Task: Copy out each line in the listing below where the word "Elementary" appears.

Extracted entries:

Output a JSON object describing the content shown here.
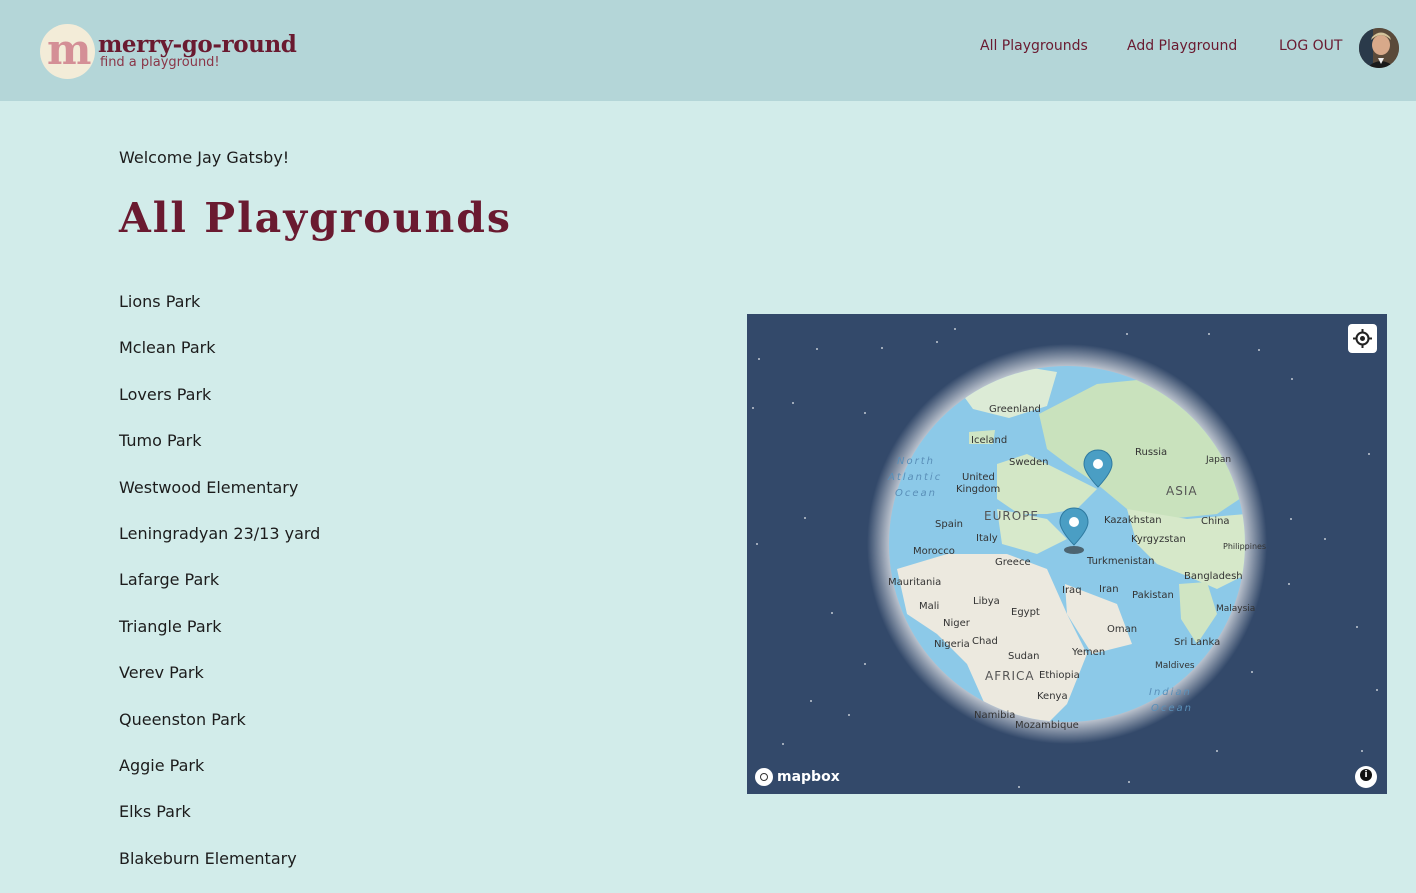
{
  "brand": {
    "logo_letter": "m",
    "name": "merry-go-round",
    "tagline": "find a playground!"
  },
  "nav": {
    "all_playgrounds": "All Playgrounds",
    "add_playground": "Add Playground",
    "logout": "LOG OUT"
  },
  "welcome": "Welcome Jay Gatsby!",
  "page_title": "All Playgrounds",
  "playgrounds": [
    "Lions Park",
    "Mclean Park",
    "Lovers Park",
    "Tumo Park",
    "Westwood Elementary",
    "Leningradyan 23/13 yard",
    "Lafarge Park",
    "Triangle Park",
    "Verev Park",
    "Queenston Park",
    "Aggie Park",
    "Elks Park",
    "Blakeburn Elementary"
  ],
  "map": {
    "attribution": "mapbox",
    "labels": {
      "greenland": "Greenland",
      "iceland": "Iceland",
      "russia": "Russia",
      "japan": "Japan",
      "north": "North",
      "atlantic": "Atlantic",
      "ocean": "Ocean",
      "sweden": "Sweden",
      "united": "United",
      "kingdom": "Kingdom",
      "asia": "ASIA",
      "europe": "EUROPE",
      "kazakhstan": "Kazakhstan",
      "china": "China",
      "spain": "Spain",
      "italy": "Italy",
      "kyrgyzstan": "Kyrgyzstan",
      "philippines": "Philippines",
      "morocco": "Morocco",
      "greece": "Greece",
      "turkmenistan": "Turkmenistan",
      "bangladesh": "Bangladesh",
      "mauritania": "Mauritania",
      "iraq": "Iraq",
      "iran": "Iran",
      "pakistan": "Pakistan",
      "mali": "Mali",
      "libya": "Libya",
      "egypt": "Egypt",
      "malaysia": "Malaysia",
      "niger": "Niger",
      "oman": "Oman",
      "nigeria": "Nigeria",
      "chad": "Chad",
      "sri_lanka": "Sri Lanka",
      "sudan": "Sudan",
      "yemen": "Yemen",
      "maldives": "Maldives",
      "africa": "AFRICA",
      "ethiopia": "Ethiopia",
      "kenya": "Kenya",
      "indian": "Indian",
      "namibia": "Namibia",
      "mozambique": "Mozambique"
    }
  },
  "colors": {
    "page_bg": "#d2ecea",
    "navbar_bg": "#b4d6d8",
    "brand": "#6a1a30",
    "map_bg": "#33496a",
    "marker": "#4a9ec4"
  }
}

Your response:
    "Westwood Elementary",
    "Blakeburn Elementary"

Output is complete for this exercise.